Alternatively, if the sun is shining, rent a pedalo and lazily drift down the Vlatava River.
Check out our interrailer's guide to Prague for more tips.
Not as well-known as Prague, Český Krumlov is quieter but even more picturesque. Located only a few hour train journey south of the capital, you would be mad to leave it off your itinerary.
The Old Town Centre is a UNESCO World Heritage Site and its castle is the second largest in the country. Carpeted with snow in winter and the ideal spot for a picnic from spring, the weather around this 16th century castle may vary but its beauty does not.
Look out for the Wiseman Free Tour, which helps cash-strapped backpackers to explore the tales and legends of this enchanting town.
Most people know the capital of Hungary for its cheap drinks and its good nightlife (top tip: head to Instant for a cheap yet incredible night). But did you know that Budapest is comprised of three different cities? Buda, Óbuda and Pest each have plenty to keep the traveller occupied.
Along with all those inviting ruin bars, the Hungarian Parliament is a must see. Wander along the opposite bank of the Danube to take in this Gothic Revivalist masterpiece, before heading to the parks, recreation and ruins of Margaret Island. Or, if you feel like some exercise, jog around its rubber-coated running track (5.5km).
It's a true party city, and while it may not be within your Interrail budget, definitely consider going to the thermal bath rave held at the Széchenyi Baths every Saturday night. Read more about that here.
Poland’s second biggest town is full of interesting facts: Krakow purports to have the largest medieval city square in Europe (at 40,000 square metres) and its Town Hall has a noticeable slant of 55cm.

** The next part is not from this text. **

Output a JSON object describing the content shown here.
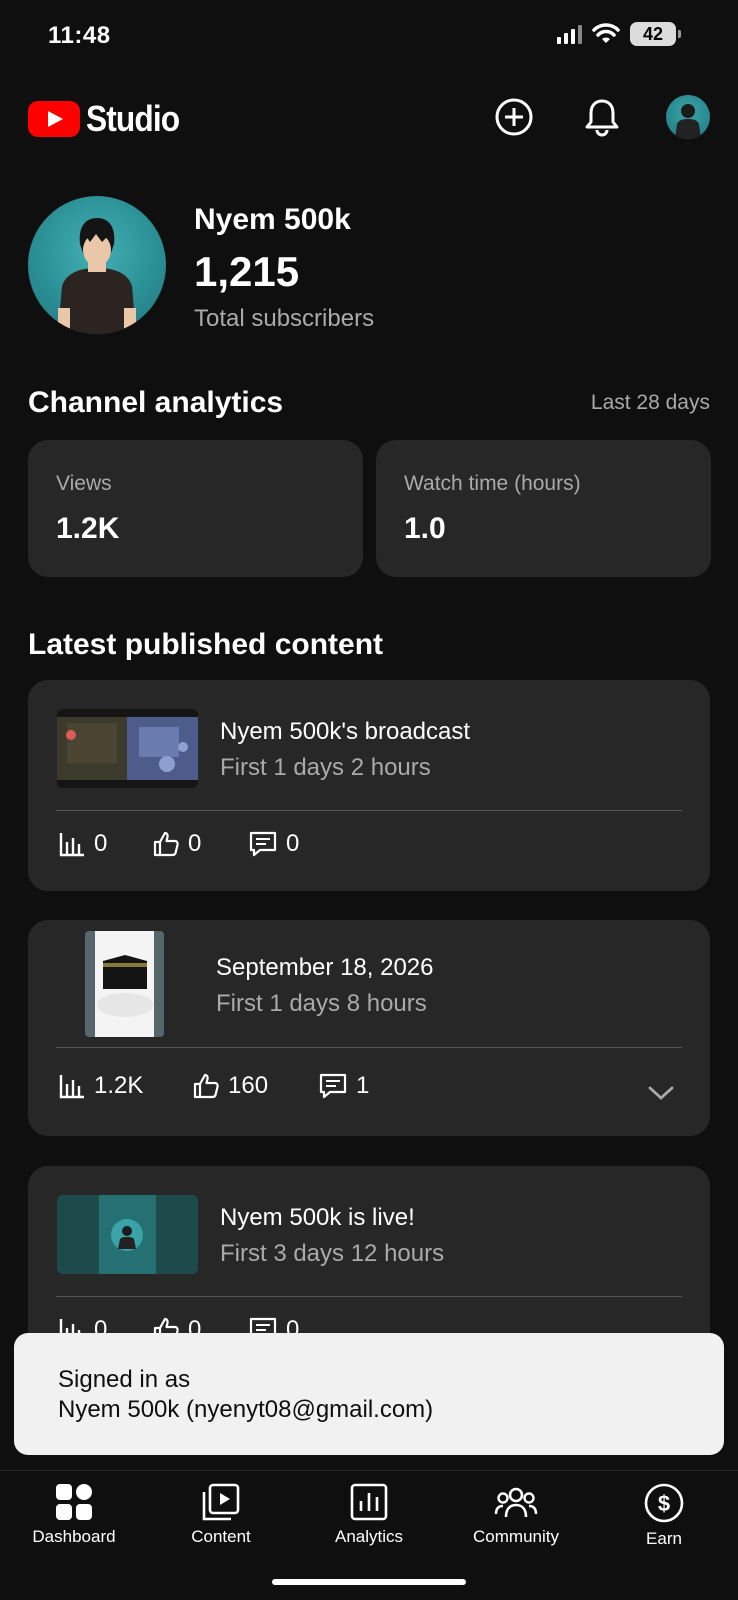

It also yields more concrete incentives for a visit. Krakow is the home of Da Vinci’s acclaimed Lady with an Ermine and also of the Schindler Factory Museum (free on a Monday), the historic site for the story told in Steven Spielberg’s renowned film.
An additional recommendation is the Rynek Underground Museum, which recreates the city’s appearance 700 years ago.
Few places are steeped in as much history as Sofia, which has seen the rule of Alexander the Great, the Romans, the Ottomans and the Soviet Union. Housed in the city’s oldest mosque, the National Archaeological Museum - free every last Sunday of the month - showcases some of this rich history.
If you’re interrailing in the Bulgarian capital between April and November, take the free Sofia Green Tour. This five hour tour will take you on a hike up Vitosha Mountain, the massif which looms behind Sofia, and will allow you to visit the UNESCO-listed Boyana Church.
For foodies, the free tour organised by Balkan Bites is a no-brainer. You’ll also get the chance to sample local wine.
Croatia’s capital has one of Europe’s more unusual attractions: The Museum of Broken Relationship. Despite its gloomy name, its collection of objects (left over by former lovers, each with a brief description) is extremely popular.
If this is too downbeat, the Street Art Tour may be for you. Learn more about Zagreb through its impressive range of street art and graffiti. Then explore its food with a visit to the stalls at Polac Market. Remember to sample the traditional Štrukli, made of rolled dough and usually filled with cottage cheese.
The beer is cheap here, much cheaper than the coastal destinations in Croatia, which are also very popular Interrail destinations (check where else to go interrailing in Croatia). Head to Alcatraz bar and make sure to stay at the fun-filled Whole Wide World Hostel!
A view of the city square in the historic centre (Credit: Hrvoje Joe Topić)